You probably have seen how popular teeth whitening is, but may wonder just how safe it is. Dental expert Michelle McPhail says that it is one of the safest, and quickest cosmetic procedures. However, it is not recommended for young children or pregnant women.
Besides limiting those groups, pretty much any other person who is otherwise healthy can usually get this procedure. And even the side effects are minimal, with soft tissue irritation and tooth sensitivity being the main issues. So what’s the catch? According to a study at drbicuspid.com, researchers found that this procedure could cause more inflammation and pulp (center of your tooth) damage.
Researchers from Brazil wanted to know if the chemicals involved would damage the dental pulp of patients. Their study in the Journal of Applied Oral Science investigated using both in-office and at-home bleaching processes.

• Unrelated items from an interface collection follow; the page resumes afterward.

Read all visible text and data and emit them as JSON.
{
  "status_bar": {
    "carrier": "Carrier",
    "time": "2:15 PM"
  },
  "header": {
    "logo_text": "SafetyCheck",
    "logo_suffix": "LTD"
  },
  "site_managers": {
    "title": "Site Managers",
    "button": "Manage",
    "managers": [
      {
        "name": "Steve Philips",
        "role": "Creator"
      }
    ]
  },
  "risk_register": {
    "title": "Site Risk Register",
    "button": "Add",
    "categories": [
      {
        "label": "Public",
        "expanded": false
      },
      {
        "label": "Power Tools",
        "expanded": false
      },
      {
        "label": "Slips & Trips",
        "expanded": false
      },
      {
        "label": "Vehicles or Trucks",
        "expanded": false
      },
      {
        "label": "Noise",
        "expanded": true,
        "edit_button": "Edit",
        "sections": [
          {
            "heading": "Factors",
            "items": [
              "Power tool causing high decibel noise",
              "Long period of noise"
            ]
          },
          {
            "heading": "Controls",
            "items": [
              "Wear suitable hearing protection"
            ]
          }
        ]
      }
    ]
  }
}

“Tooth bleaching is a technique of choice to obtain a harmonious smile, but bleaching agents may damage the dental pulp,” the authors wrote (J Appl Oral Sci, September-October 2016, Vol. 24:5, pp. 509-517).
Teeth bleaching is generally considered a conservative and effective technique, but the pulp’s inflammatory response should be better understood before a bleaching technique is used clinically, the researchers noted. They measured inflammatory events and cells involved in the human pulp response to at-home and in-office bleaching.
The researchers found that in-office bleaching with 38% hydrogen peroxide had “more intense inflammation, higher macrophages migration, and greater pulp damage” than the carbamide peroxide group. They noted, however, that these techniques did not induce migration of mast cells and actually increased the number of blood vessels.
But keep in mind that this study also found that in-office bleaching with hydrogen peroxide caused more inflammation. If you want to avoid any side effects, you could ask your dentist about carbamide peroxide instead, which is a low-dose whitener that can be used at home.
If you are worried that a take-home system won’t get you the results you want, you may want to consider an Opalescence system. It does use a stronger hydrogen peroxide gel, but it also contains potassium nitrate which reduces sensitivity.
While these take-home options can certainly mitigate issues from stronger whitening systems, one has to wonder if an increase in side effects is due to patients’ addictions to whitening! In fact, Prevention.com had an interesting article about how some people develop a body dysmorphic disorder and end up overbleaching because they are never satisfied with results:
Unfortunately, many people don’t stop when they should. “Ten years ago, people weren’t even aware of bleaching,” says Irwin Smigel, DDS, president of the American Society for Dental Aesthetics. “Now every dentist I know has had to cut off at least one patient because of overbleaching. People come in with great, great pain, and I can see immediately from the color of their teeth and the irritation along the gums that they’ve been bleaching and bleaching.”
The urge to keep whitening may spring from the fact that teeth stubbornly refuse to maintain their same sparkling brightness for long. “Once you stop with the bleach, it regresses—your teeth start returning to their original color,” says Smigel. “Very few people are happy with the color once it starts regressing, so they’ll do teeth whitening again and again.” Dental laboratories are working to keep pace by creating new caps, fillings, and crowns in ever-brighter shades.
For some individuals, the pursuit of blindingly white teeth can become a true obsession. “There’s anorexia nervosa among certain people who desperately want to be thin, and there’s also a similar syndrome for people whose teeth are never white enough,” says John W. Siegal, DDS, a New York City dentist. This can go so far as to be classified as a form of body dysmorphic disorder (BDD)—a distorted view of one’s features that becomes so consuming that it interrupts daily functioning and requires psychiatric treatment—says Katharine A. Phillips, MD, a professor of psychiatry at Brown Medical School.
So while the study by Brazilian researchers may shed some light on side effects, the Prevention article may have some perspective that needs to be taken into account. Perhaps side effects can be reduced greatly if patients know that these results will fade and that they will have to wait until their dentist gives the go-ahead before they whiten again.